Abiola, Moshood Kashimawo Olawale
Abiola, Moshood Kashimawo Olawale 1937–1998 Nigerian businessman, presidential candidate, and political prisoner.
On June 12 1993, the popular businessman Moshood Kashimawo Olawale Abiola won a long-awaited presidential election in Nigeria, only to have the country's military leader, Ibrahim Babangida, annul the election results. When Abiola declared himself the country's legitimate leader a year later, Babangida's successor, General Sani Abacha, jailed him for treason. As a political prisoner, Abiola became the rallying symbol for Nigerians’ democratic aspirations.
Abiola was born into a poor, polygamous household of Yoruba-speaking Muslims in the ancient town of Abeokuta. None of his parents’ first twenty-two children had survived past infancy, so Abiola, the twenty-third, was given the middle name Kashimawo, meaning “Let's see if he will survive.” He began his education at the Islamic Nawar Ud-Deen School and then transferred to the Christian-run African Central School. As an indigent student at the Baptist Boys’ High School, Abiola sold firewood to pay for his books. He was so poor that he could not afford an egg until he was nineteen years old. He organized a traveling orchestra that performed at public events, often for food. Abiola spoke with a slight stammer, and although he had questionable musical talent, he had tremendous determination.

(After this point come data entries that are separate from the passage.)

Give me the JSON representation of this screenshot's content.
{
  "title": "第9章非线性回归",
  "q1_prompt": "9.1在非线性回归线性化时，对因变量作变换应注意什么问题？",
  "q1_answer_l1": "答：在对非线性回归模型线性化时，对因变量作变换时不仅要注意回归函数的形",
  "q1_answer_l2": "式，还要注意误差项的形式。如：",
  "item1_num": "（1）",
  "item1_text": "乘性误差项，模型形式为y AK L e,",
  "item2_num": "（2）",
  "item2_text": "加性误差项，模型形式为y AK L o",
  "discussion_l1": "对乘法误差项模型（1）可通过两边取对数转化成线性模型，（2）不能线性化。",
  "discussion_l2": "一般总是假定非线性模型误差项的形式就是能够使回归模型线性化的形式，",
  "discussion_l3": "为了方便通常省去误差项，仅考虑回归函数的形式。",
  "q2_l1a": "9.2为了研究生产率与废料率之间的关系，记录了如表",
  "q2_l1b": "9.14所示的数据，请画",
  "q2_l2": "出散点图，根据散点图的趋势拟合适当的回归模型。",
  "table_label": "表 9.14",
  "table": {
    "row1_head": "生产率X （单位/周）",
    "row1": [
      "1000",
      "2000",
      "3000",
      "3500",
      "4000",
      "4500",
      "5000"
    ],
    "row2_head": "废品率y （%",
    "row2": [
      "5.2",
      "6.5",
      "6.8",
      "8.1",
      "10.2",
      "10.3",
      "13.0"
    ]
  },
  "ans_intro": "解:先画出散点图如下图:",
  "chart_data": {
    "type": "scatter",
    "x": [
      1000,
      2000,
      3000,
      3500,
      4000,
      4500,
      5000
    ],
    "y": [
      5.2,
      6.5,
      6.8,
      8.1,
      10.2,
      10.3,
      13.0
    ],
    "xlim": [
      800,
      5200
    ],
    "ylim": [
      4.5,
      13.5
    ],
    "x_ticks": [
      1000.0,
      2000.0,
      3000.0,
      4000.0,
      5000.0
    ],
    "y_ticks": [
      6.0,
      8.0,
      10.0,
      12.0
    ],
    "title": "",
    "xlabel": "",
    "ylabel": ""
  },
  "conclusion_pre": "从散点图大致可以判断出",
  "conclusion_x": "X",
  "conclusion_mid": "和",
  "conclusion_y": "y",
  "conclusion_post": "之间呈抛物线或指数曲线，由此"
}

After leaving high school, Abiola worked briefly as a bank clerk and a civil servant and then received a scholarship to Glasgow University to study accounting. A bright student, he graduated with several awards in 1965. Returning to Nigeria, he worked as an accountant for the Lagos University Teaching Hospital. He soon became divisional controller for Pfizer Products, a pharmaceutical company. In 1968 he joined International Telephone and Telegraph (ITT), a corporation that was owed a considerable debt by the Nigerian army. After securing the repayment of the debt, Abiola was named the company's chairman in Nigeria and its vice president for Africa and the Middle East.
In 1974 Abiola launched his own company, Radio Communications of Nigeria. He rapidly became a wealthy man. At his death, Abiola's business interests spanned 60 countries and included firms engaged in banking, shipping, oil prospecting, agriculture, publishing, air transportation, and entertainment. His Nigerian companies alone employed close to 20,000 workers.
Abiola's philanthropy was famous throughout Nigeria. He supported education, sports, and numerous social and political causes. He called for reparations from the West to compensate African peoples for the transatlantic slave trade. He married at least five wives and, by some accounts, fathered more than fifty children.
Abiola's public life contained many paradoxes. As a businessman, he received large contracts from his military friends, yet he became an outspoken opponent of the military dictatorship. Abiola's political career was cut short by two such friends: Babangida, who annulled Abiola's presidential victory, and Abacha, who had him imprisoned.
Abiola was the first presidential candidate from the southern part of the country who won a majority of votes even in the predominantly Hausa north. Hopes for his release from prison soared after Sani Abacha died suddenly in June 1998 and his successor, General Abdulsalam Abubakar, announced the release of many other political prisoners. However, Abiola, who had suffered from heart problems for several years, fell ill on July 7 1998, while meeting with United States diplomats to discuss the terms of his release. He died several hours later, apparently of a heart attack. Abiola's death in detention sparked anger and violence in parts of Nigeria.